DATA LISTING →
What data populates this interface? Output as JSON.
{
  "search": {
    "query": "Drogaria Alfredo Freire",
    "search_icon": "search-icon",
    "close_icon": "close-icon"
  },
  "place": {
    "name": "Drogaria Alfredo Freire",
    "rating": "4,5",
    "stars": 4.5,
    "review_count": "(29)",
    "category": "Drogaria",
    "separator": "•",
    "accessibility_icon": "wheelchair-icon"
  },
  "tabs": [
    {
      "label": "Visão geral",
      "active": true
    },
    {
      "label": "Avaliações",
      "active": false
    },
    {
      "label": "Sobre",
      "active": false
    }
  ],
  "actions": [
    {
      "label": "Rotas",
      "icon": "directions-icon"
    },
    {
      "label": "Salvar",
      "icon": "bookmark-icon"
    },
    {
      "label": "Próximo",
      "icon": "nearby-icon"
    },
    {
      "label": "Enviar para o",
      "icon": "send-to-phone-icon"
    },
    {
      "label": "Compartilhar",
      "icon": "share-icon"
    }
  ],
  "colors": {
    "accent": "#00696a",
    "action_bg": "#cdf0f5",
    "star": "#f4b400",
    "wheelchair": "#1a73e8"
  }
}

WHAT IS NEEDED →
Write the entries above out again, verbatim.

TASK RESULT →
What data populates this interface? Output as JSON.
{
  "search": {
    "query": "Drogaria Alfredo Freire",
    "search_icon": "search-icon",
    "close_icon": "close-icon"
  },
  "place": {
    "name": "Drogaria Alfredo Freire",
    "rating": "4,5",
    "stars": 4.5,
    "review_count": "(29)",
    "category": "Drogaria",
    "separator": "•",
    "accessibility_icon": "wheelchair-icon"
  },
  "tabs": [
    {
      "label": "Visão geral",
      "active": true
    },
    {
      "label": "Avaliações",
      "active": false
    },
    {
      "label": "Sobre",
      "active": false
    }
  ],
  "actions": [
    {
      "label": "Rotas",
      "icon": "directions-icon"
    },
    {
      "label": "Salvar",
      "icon": "bookmark-icon"
    },
    {
      "label": "Próximo",
      "icon": "nearby-icon"
    },
    {
      "label": "Enviar para o",
      "icon": "send-to-phone-icon"
    },
    {
      "label": "Compartilhar",
      "icon": "share-icon"
    }
  ],
  "colors": {
    "accent": "#00696a",
    "action_bg": "#cdf0f5",
    "star": "#f4b400",
    "wheelchair": "#1a73e8"
  }
}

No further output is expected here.